BEGIN Provided information
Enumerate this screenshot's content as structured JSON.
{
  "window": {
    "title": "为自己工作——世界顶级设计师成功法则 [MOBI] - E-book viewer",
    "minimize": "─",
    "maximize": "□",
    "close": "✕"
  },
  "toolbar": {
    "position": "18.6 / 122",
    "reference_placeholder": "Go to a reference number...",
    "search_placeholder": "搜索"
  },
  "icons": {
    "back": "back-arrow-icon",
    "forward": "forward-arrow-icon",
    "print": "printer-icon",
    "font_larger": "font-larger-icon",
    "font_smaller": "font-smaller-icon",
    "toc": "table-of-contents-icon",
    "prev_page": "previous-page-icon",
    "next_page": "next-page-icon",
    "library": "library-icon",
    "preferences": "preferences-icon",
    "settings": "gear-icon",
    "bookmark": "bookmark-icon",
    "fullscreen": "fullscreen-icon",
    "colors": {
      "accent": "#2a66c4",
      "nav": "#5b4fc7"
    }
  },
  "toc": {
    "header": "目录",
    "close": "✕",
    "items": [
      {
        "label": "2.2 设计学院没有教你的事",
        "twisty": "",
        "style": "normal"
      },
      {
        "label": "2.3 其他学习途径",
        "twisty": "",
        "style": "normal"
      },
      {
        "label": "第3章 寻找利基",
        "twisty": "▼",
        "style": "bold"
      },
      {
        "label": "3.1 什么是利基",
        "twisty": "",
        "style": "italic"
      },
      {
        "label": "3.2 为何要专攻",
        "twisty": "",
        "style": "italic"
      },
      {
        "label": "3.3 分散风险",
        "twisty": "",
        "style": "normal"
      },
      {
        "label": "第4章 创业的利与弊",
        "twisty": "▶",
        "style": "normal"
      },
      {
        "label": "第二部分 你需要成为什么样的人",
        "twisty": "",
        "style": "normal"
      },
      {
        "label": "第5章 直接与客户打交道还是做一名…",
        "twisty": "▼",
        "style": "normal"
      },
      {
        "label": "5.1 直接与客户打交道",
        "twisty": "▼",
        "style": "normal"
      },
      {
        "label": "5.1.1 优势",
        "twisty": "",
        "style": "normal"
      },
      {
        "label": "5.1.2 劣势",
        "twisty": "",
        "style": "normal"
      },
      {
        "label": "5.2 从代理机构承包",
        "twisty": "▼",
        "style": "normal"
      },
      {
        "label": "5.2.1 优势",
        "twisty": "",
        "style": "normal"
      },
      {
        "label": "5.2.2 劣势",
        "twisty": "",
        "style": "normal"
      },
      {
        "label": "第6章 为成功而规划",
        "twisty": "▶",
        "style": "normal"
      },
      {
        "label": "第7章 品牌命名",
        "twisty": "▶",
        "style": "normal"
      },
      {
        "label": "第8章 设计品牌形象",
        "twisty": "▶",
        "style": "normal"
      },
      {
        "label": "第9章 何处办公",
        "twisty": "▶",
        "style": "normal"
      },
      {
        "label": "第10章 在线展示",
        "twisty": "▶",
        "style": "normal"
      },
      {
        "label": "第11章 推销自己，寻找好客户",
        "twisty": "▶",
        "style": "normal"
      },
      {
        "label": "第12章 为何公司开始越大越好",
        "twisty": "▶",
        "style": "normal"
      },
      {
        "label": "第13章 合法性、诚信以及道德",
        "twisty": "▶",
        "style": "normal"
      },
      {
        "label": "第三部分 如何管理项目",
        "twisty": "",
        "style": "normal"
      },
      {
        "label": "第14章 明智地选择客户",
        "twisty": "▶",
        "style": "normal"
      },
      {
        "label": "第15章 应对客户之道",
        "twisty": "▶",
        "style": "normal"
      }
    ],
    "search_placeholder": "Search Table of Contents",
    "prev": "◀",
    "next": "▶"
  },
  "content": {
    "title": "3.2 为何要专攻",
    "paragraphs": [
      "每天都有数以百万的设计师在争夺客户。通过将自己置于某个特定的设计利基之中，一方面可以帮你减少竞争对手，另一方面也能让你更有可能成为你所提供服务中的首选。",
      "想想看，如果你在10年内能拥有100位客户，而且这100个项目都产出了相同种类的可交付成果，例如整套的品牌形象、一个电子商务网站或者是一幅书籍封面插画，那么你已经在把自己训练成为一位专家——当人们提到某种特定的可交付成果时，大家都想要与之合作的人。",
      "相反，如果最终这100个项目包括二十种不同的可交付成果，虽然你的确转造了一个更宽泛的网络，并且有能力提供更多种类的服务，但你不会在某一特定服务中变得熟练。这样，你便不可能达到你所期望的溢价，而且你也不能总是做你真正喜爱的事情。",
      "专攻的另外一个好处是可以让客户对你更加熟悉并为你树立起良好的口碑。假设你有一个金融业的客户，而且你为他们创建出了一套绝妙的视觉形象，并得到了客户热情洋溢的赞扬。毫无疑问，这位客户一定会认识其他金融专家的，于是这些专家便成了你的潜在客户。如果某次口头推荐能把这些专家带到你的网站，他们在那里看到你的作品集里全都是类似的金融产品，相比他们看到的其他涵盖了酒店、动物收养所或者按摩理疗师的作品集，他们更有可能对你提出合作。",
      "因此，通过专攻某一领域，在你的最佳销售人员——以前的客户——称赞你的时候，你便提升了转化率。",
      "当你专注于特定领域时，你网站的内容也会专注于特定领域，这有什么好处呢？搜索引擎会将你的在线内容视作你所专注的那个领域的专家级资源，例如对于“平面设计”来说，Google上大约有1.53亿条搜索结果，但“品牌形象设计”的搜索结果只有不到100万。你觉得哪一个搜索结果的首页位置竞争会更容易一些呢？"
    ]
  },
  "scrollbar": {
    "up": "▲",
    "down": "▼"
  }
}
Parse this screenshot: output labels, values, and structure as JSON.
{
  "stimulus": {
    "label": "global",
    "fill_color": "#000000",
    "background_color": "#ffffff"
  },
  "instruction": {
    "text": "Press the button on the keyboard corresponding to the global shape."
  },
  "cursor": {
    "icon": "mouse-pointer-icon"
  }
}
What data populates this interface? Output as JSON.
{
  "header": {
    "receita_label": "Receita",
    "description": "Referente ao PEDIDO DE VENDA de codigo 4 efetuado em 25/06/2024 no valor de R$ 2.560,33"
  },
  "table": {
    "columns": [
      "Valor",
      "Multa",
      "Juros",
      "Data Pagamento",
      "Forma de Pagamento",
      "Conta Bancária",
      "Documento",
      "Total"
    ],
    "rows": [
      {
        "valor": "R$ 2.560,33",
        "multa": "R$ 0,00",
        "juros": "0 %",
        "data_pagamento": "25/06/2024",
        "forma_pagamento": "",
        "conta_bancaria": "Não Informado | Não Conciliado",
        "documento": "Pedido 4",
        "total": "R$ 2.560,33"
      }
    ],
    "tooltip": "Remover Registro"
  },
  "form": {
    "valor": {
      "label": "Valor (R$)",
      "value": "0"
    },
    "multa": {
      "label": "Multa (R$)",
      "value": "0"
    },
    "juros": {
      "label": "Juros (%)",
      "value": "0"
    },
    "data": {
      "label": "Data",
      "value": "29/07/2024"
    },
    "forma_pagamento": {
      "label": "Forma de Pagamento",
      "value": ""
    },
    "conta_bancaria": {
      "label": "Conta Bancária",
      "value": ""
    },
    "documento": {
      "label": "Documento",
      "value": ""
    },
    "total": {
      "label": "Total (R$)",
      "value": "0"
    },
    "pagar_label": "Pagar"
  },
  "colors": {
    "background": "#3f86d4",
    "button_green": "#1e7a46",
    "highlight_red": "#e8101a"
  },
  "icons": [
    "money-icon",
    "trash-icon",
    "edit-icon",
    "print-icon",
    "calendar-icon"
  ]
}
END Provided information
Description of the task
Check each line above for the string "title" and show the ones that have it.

Response
    "title": "为自己工作——世界顶级设计师成功法则 [MOBI] - E-book viewer",
    "title": "3.2 为何要专攻",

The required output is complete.